2008 Saab 9-4X BioPower ConceptEnlarge Photo
After a year of talks with GM, Spyker, a European maker of expensive sports cars, has finally been awarded SAAB.
Maybe awarded isn't exactly the right word.
If we recall correctly, one of the reasons SAAB agreed to join GM was that in today's automotive world, a small brand like SAAB didn't have the size, the buying power, the staff, the research facilities or the income to survive. By joining with GM, they were able to draw on GM's huge resources.
Unfortunately, they also had to draw on GM's huge bureaucracy and middle-think which pretty much destroyed the Brand, but that's another story.
So now, Spyker-- a company that consists of fewer than 200 people, a small factory and a few dealers in Europe's playgrounds for the rich-- is about to swallow some 2,400 employees, a few high-tech factories, a nervous dealer network spread around the world, and an organization that requires sales of at least 50,000 cars a year vs Spyker's current 60.
One wonders two things.

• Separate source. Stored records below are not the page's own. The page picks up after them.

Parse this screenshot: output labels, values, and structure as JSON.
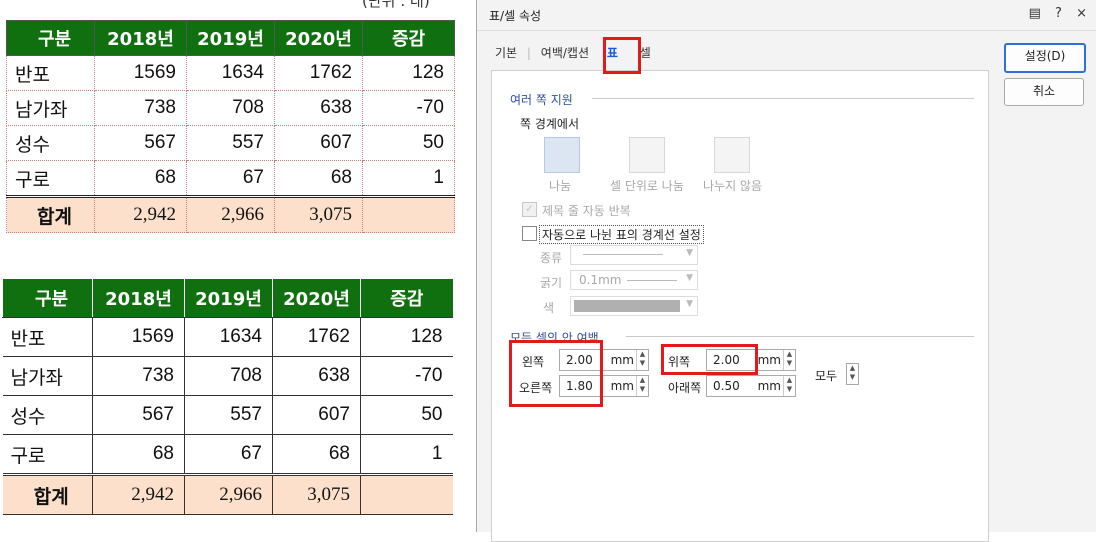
{
  "document": {
    "unit_note": "(단위 : 대)",
    "table1": {
      "headers": [
        "구분",
        "2018년",
        "2019년",
        "2020년",
        "증감"
      ],
      "rows": [
        [
          "반포",
          "1569",
          "1634",
          "1762",
          "128"
        ],
        [
          "남가좌",
          "738",
          "708",
          "638",
          "-70"
        ],
        [
          "성수",
          "567",
          "557",
          "607",
          "50"
        ],
        [
          "구로",
          "68",
          "67",
          "68",
          "1"
        ]
      ],
      "total": [
        "합계",
        "2,942",
        "2,966",
        "3,075",
        ""
      ]
    },
    "table2": {
      "headers": [
        "구분",
        "2018년",
        "2019년",
        "2020년",
        "증감"
      ],
      "rows": [
        [
          "반포",
          "1569",
          "1634",
          "1762",
          "128"
        ],
        [
          "남가좌",
          "738",
          "708",
          "638",
          "-70"
        ],
        [
          "성수",
          "567",
          "557",
          "607",
          "50"
        ],
        [
          "구로",
          "68",
          "67",
          "68",
          "1"
        ]
      ],
      "total": [
        "합계",
        "2,942",
        "2,966",
        "3,075",
        ""
      ]
    },
    "colors": {
      "header_bg": "#107010",
      "total_bg": "#fde0cc"
    }
  },
  "dialog": {
    "title": "표/셀 속성",
    "title_icons": [
      "comment-icon",
      "help-icon",
      "close-icon"
    ],
    "help_glyph": "?",
    "close_glyph": "×",
    "tabs": [
      "기본",
      "여백/캡션",
      "표",
      "셀"
    ],
    "active_tab": "표",
    "buttons": {
      "ok": "설정(D)",
      "cancel": "취소"
    },
    "multi_page": {
      "section_title": "여러 쪽 지원",
      "page_boundary_label": "쪽 경계에서",
      "options": [
        "나눔",
        "셀 단위로 나눔",
        "나누지 않음"
      ],
      "repeat_header": "제목 줄 자동 반복",
      "auto_border": "자동으로 나뉜 표의 경계선 설정",
      "type_label": "종류",
      "width_label": "굵기",
      "width_value": "0.1mm",
      "color_label": "색"
    },
    "cell_margin": {
      "section_title": "모든 셀의 안 여백",
      "left_label": "왼쪽",
      "left_value": "2.00",
      "right_label": "오른쪽",
      "right_value": "1.80",
      "top_label": "위쪽",
      "top_value": "2.00",
      "bottom_label": "아래쪽",
      "bottom_value": "0.50",
      "unit": "mm",
      "all_label": "모두"
    },
    "highlight_color": "#e21a1a"
  }
}
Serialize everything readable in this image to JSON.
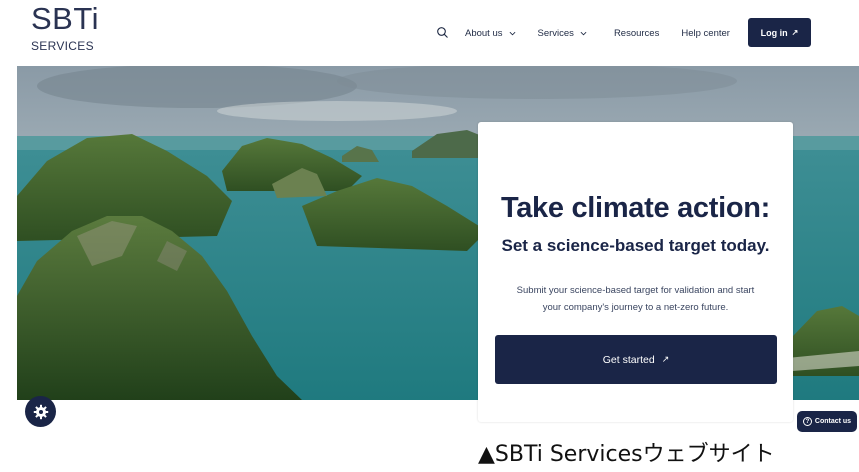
{
  "header": {
    "logo_main": "SBTi",
    "logo_sub": "SERVICES",
    "nav": {
      "search_icon": "search-icon",
      "about": "About us",
      "services": "Services",
      "resources": "Resources",
      "help": "Help center"
    },
    "login_label": "Log in",
    "arrow_glyph": "↗"
  },
  "hero": {
    "title": "Take climate action:",
    "subtitle": "Set a science-based target today.",
    "body_line1": "Submit your science-based target for validation and start",
    "body_line2": "your company's journey to a net-zero future.",
    "cta_label": "Get started"
  },
  "floating": {
    "settings_icon": "gear-icon",
    "contact_label": "Contact us",
    "contact_icon": "question-circle-icon"
  },
  "caption": "▲SBTi Servicesウェブサイト",
  "colors": {
    "brand_navy": "#1a2547",
    "text_dark": "#1f2a44",
    "background": "#ffffff"
  }
}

First, what make the folks at Spyker think they can keep this lead balloon afloat? Do they think they can make SAAB profitable when G.M. with all its cash infusions couldn't? There's a lesson taught in most business schools warning that too much growth too fast can destroy a small, successful company. How about growing 18 times in staff and 8,000 times in output overnight?
Second, what led GM to make this deal? Did Spyker pledge G.M. a % of their profits over time? Is GM that hard up for cash? Did they burst into tears over the idea that they were about to kill a storied Brand? At this writing, details of the deal are not available.
Or, as we pondered a few articles back, did GM's Government handlers not want an American company--especially one owned by the U.S. Government--to be responsible for killing a European company? Especially since G.M. "disappointed" the German government on the outcome of the Opal deal? So did the Government favor spinning SAAB off onto a European company for it to die quietly in their hands?
Conspiracy theories are fun, aren't they?
Regardless of the reasons why this deal was struck, we see no long term future for SAAB in today's vicious business climate.
And now, we fear for Spyker as well.